Since Bailey said he had no idea what he and Lt. Archer would be inspecting on Aug. 26, 2020, they brought blank orders with them to Paradise Valley. Wasserman could not provide them with plans for the greeting room, welcome center, cabanas or wine bar.
They could not inspect without construction plans. The next week, Archer delivered stop-work orders citing the code violated on the notices.
As of now, the welcome center still needs drywall and flooring, and the wine bar likewise needs walls and floors. The greeting room just needs an interior floor, while the majority of work remains to be done on the pool and fitness center.
Wasserman estimated that Paradise Valley has spent over $1.687 million on the new buildings so far.
It was Bailey’s opinion that the building permits weren’t properly issued to Paradise Valley, given the lack of construction or life-safety plans beyond basic drawings.
The judge asked how often it is that sufficient plans aren’t available for buildings.
“This is the only instance I’ve been directly involved with…[out of] thousands,” Bailey said.
Homans argued that good faith efforts were made on the part of Paradise Valley, despite oversight of government officials regarding the building permits. He elaborated that the resort has invested a lot of money into these new buildings and that oversimplifying his client’s case “wasn’t fair.”
Frickey argued against the plaintiff’s bid for vested rights, maintaining that giving the resort a pass now would mean giving them future leniency. He reaffirmed the fire department officials’ duties to make sure buildings are safe to be occupied.
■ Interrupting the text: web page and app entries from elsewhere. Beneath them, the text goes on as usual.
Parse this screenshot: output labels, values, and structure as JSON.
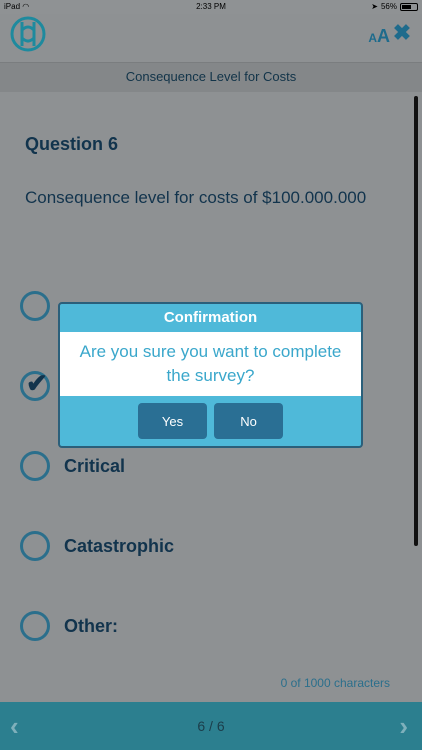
{
  "status_bar": {
    "device": "iPad",
    "time": "2:33 PM",
    "battery": "56%"
  },
  "header": {
    "font_size_label_small": "A",
    "font_size_label_big": "A",
    "close_icon": "✖"
  },
  "subheader": {
    "title": "Consequence Level for Costs"
  },
  "question": {
    "number": "Question 6",
    "text": "Consequence level for costs of $100.000.000",
    "options": [
      {
        "label": "",
        "selected": false
      },
      {
        "label": "",
        "selected": true
      },
      {
        "label": "Critical",
        "selected": false
      },
      {
        "label": "Catastrophic",
        "selected": false
      },
      {
        "label": "Other:",
        "selected": false
      }
    ],
    "char_count": "0 of 1000 characters"
  },
  "footer": {
    "prev_icon": "‹",
    "page_indicator": "6 / 6",
    "next_icon": "›"
  },
  "dialog": {
    "title": "Confirmation",
    "message": "Are you sure you want to complete the survey?",
    "yes_label": "Yes",
    "no_label": "No"
  },
  "colors": {
    "accent": "#2c7f8f",
    "dialog_bg": "#4fb9d9",
    "button": "#2a6f94",
    "text_dark": "#12344d"
  }
}
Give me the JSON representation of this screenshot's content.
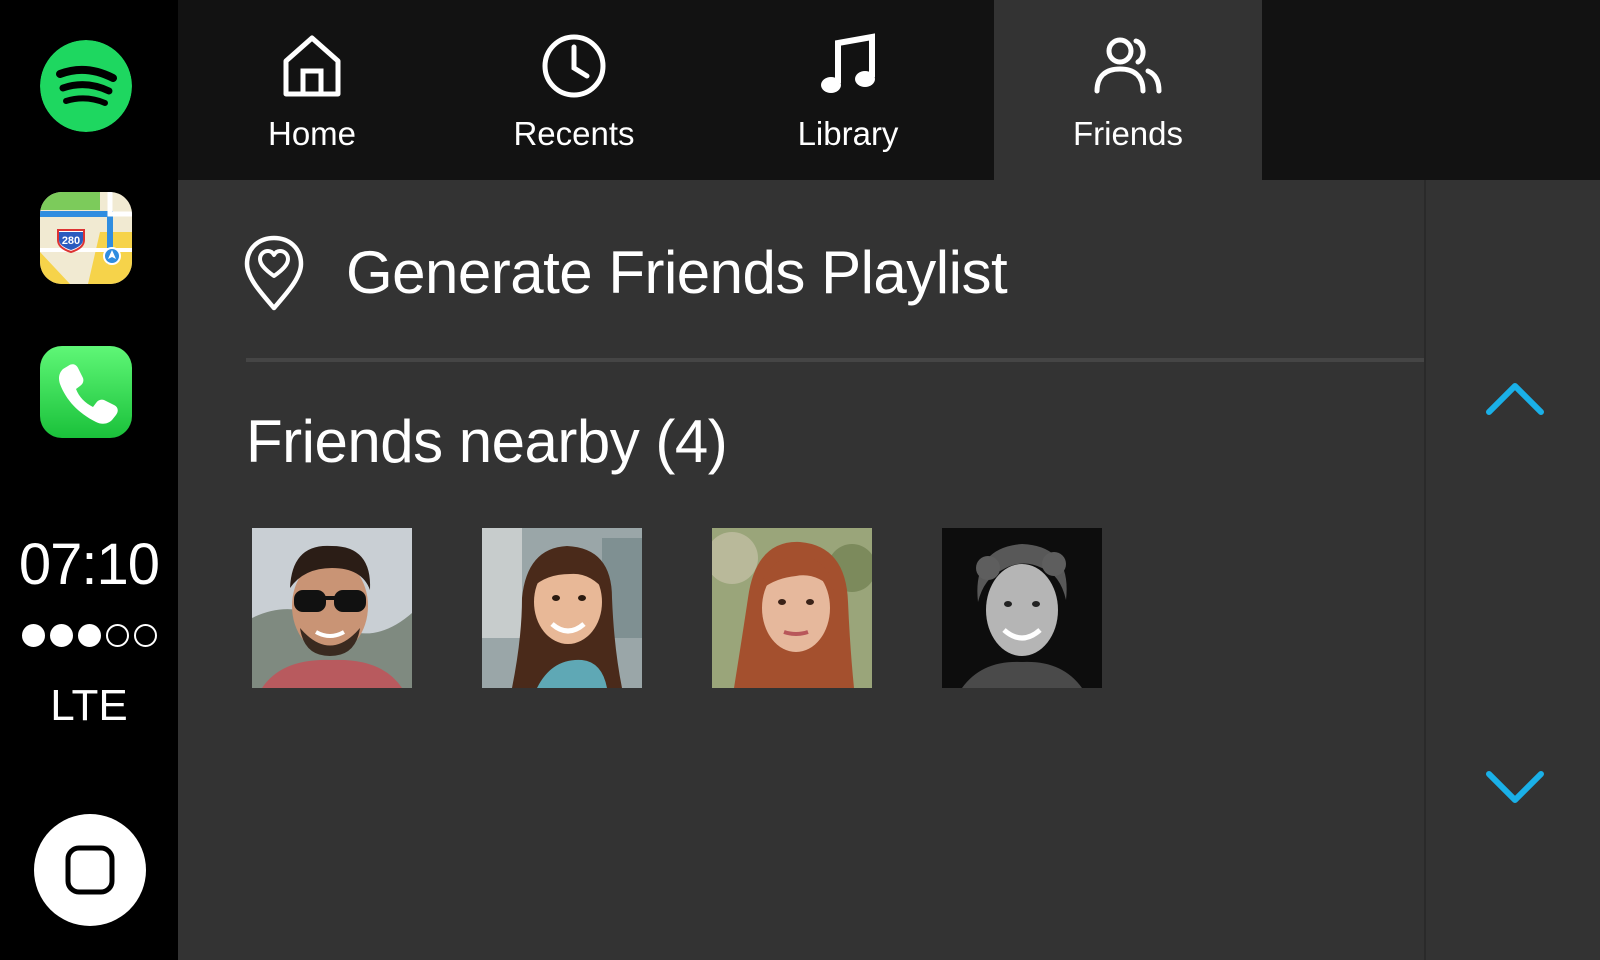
{
  "dock": {
    "apps": [
      {
        "name": "Spotify",
        "icon": "spotify-icon",
        "color": "#1ed760"
      },
      {
        "name": "Maps",
        "icon": "maps-icon",
        "badge_text": "280"
      },
      {
        "name": "Phone",
        "icon": "phone-icon",
        "color": "#2bd14d"
      }
    ],
    "time": "07:10",
    "signal_strength": {
      "filled": 3,
      "total": 5
    },
    "network": "LTE",
    "home_button_icon": "home-square-icon"
  },
  "tabs": [
    {
      "label": "Home",
      "icon": "home-icon",
      "active": false
    },
    {
      "label": "Recents",
      "icon": "clock-icon",
      "active": false
    },
    {
      "label": "Library",
      "icon": "music-note-icon",
      "active": false
    },
    {
      "label": "Friends",
      "icon": "friends-icon",
      "active": true
    }
  ],
  "content": {
    "generate_playlist": {
      "label": "Generate Friends Playlist",
      "icon": "heart-pin-icon"
    },
    "friends_nearby": {
      "title": "Friends nearby (4)",
      "friends": [
        {
          "avatar": "friend-avatar-1"
        },
        {
          "avatar": "friend-avatar-2"
        },
        {
          "avatar": "friend-avatar-3"
        },
        {
          "avatar": "friend-avatar-4"
        }
      ]
    }
  },
  "scroll": {
    "up_icon": "chevron-up-icon",
    "down_icon": "chevron-down-icon",
    "accent": "#1ab0e8"
  },
  "colors": {
    "tabbar_bg": "#121212",
    "content_bg": "#333333",
    "dock_bg": "#000000"
  }
}
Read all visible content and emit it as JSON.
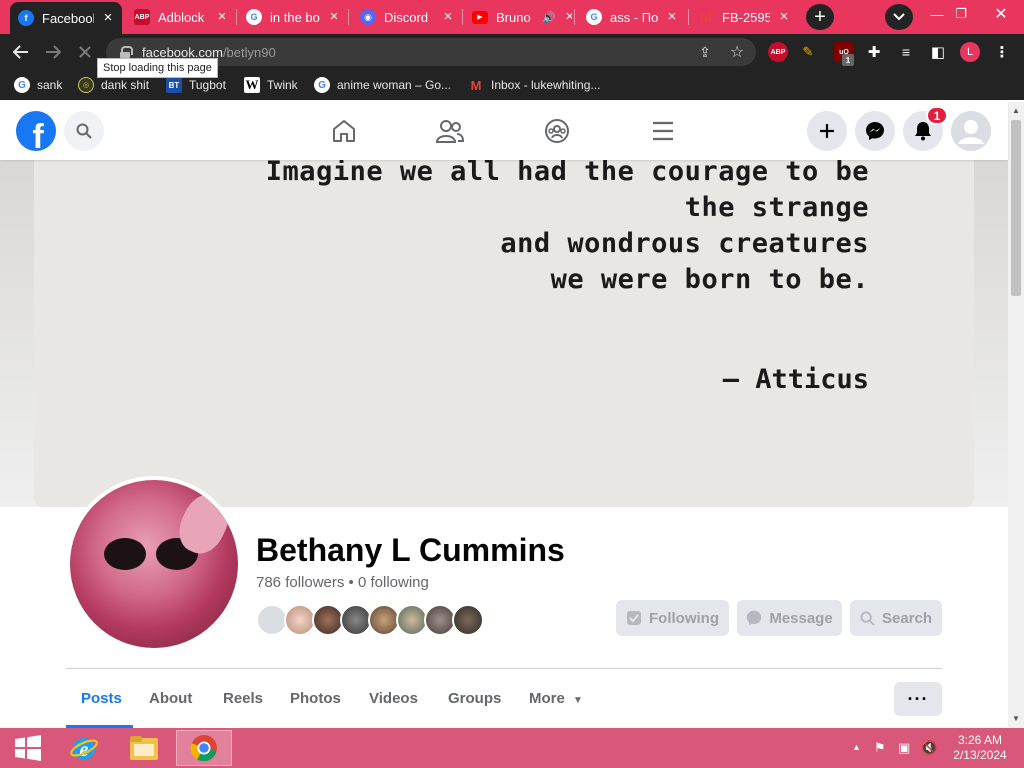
{
  "browser": {
    "tabs": [
      {
        "title": "Facebook",
        "favicon": "facebook-icon",
        "active": true
      },
      {
        "title": "Adblock",
        "favicon": "adblock-icon"
      },
      {
        "title": "in the bo",
        "favicon": "google-icon"
      },
      {
        "title": "Discord",
        "favicon": "discord-icon"
      },
      {
        "title": "Bruno",
        "favicon": "youtube-icon"
      },
      {
        "title": "ass - По",
        "favicon": "google-icon"
      },
      {
        "title": "FB-2595",
        "favicon": "gmail-icon"
      }
    ],
    "url_host": "facebook.com",
    "url_path": "/betlyn90",
    "tooltip": "Stop loading this page",
    "bookmarks": [
      {
        "label": "sank",
        "icon": "google-icon"
      },
      {
        "label": "dank shit",
        "icon": "bookmark-icon"
      },
      {
        "label": "Tugbot",
        "icon": "tugbot-icon"
      },
      {
        "label": "Twink",
        "icon": "wiki-icon"
      },
      {
        "label": "anime woman – Go...",
        "icon": "google-icon"
      },
      {
        "label": "Inbox - lukewhiting...",
        "icon": "gmail-icon"
      }
    ],
    "extensions": {
      "abp": "ABP",
      "ublock_badge": "1",
      "profile": "L"
    },
    "accent": "#e8365e"
  },
  "facebook": {
    "notification_count": "1",
    "brand_color": "#1877f2",
    "cover_quote_lines": [
      "Imagine we all had the courage to be",
      "the strange",
      "and wondrous creatures",
      "we were born to be."
    ],
    "cover_attribution": "– Atticus",
    "profile_name": "Bethany L Cummins",
    "stats": "786 followers • 0 following",
    "actions": {
      "following": "Following",
      "message": "Message",
      "search": "Search"
    },
    "profile_tabs": [
      "Posts",
      "About",
      "Reels",
      "Photos",
      "Videos",
      "Groups",
      "More"
    ],
    "more_menu": "···"
  },
  "taskbar": {
    "time": "3:26 AM",
    "date": "2/13/2024"
  }
}
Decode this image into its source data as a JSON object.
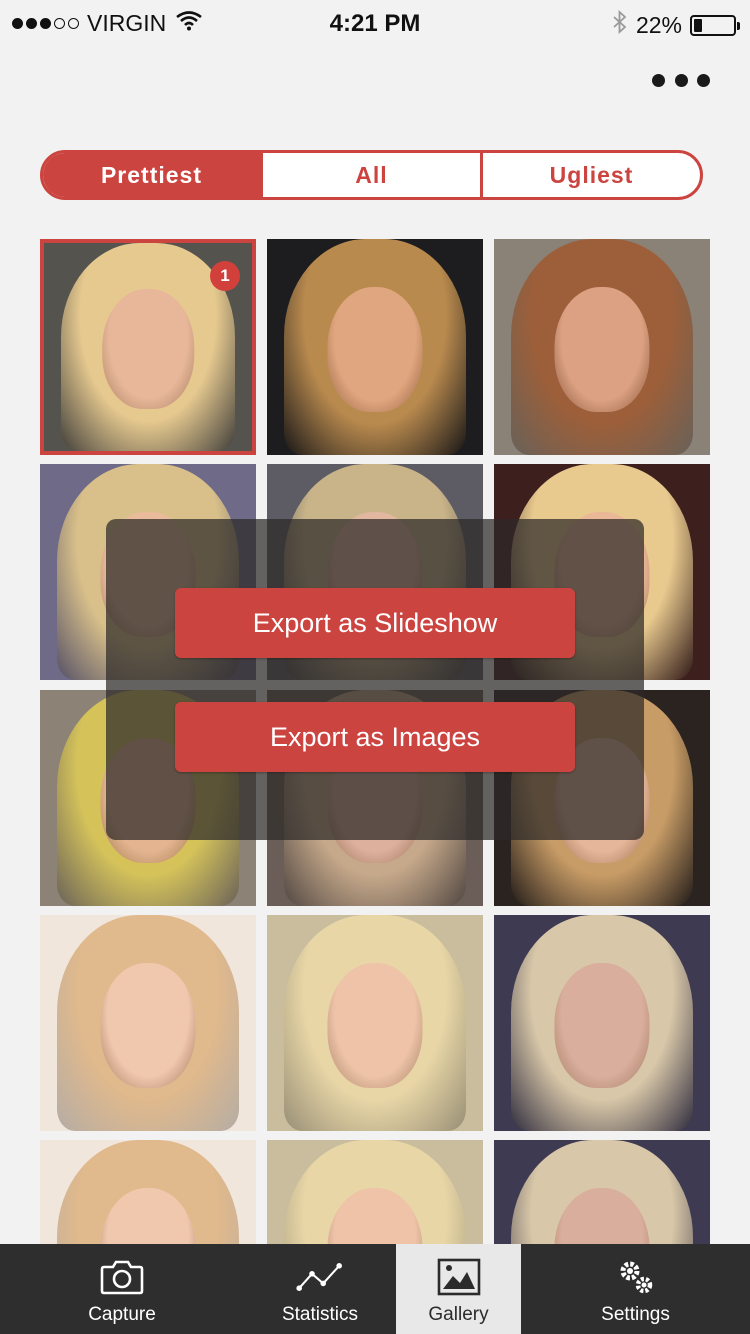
{
  "status_bar": {
    "carrier": "VIRGIN",
    "time": "4:21 PM",
    "battery": "22%",
    "battery_level": 0.22,
    "signal_bars_filled": 3,
    "signal_bars_total": 5
  },
  "segmented_control": {
    "segments": [
      "Prettiest",
      "All",
      "Ugliest"
    ],
    "selected": "Prettiest"
  },
  "gallery": {
    "selected_badge": "1",
    "photos": [
      {
        "hair": "#e6c98f",
        "skin": "#e8b79a",
        "bg": "#55534e"
      },
      {
        "hair": "#b98a4e",
        "skin": "#e0a67f",
        "bg": "#1d1c1e"
      },
      {
        "hair": "#9c5f3a",
        "skin": "#dba182",
        "bg": "#8a8277"
      },
      {
        "hair": "#d9c08a",
        "skin": "#e9bb9c",
        "bg": "#6f6a88"
      },
      {
        "hair": "#c9b489",
        "skin": "#e2b79f",
        "bg": "#5d5b63"
      },
      {
        "hair": "#e8c98e",
        "skin": "#eab797",
        "bg": "#3d1f1e"
      },
      {
        "hair": "#d5c35a",
        "skin": "#e4b491",
        "bg": "#8c8276"
      },
      {
        "hair": "#c6a98a",
        "skin": "#dcb09c",
        "bg": "#6b5e58"
      },
      {
        "hair": "#c89c66",
        "skin": "#e6b69a",
        "bg": "#2b2320"
      },
      {
        "hair": "#e0b98c",
        "skin": "#f0c8ae",
        "bg": "#f1e6dc"
      },
      {
        "hair": "#e8d6a6",
        "skin": "#eec3a8",
        "bg": "#c9bd9d"
      },
      {
        "hair": "#d8c7a8",
        "skin": "#d9ae9c",
        "bg": "#3e3a52"
      },
      {
        "hair": "#e0b98c",
        "skin": "#f0c8ae",
        "bg": "#f1e6dc"
      },
      {
        "hair": "#e8d6a6",
        "skin": "#eec3a8",
        "bg": "#c9bd9d"
      },
      {
        "hair": "#d8c7a8",
        "skin": "#d9ae9c",
        "bg": "#3e3a52"
      }
    ]
  },
  "export_menu": {
    "slideshow_label": "Export as Slideshow",
    "images_label": "Export as Images"
  },
  "tab_bar": {
    "tabs": [
      {
        "label": "Capture",
        "icon": "camera-icon"
      },
      {
        "label": "Statistics",
        "icon": "line-chart-icon"
      },
      {
        "label": "Gallery",
        "icon": "image-icon"
      },
      {
        "label": "Settings",
        "icon": "gears-icon"
      }
    ],
    "active": "Gallery"
  },
  "colors": {
    "accent": "#cc4440",
    "tab_bar": "#2e2e2e",
    "tab_active": "#e8e8e8",
    "background": "#f2f2f2"
  }
}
As of Monday afternoon, a decision has not been announced in this civil case.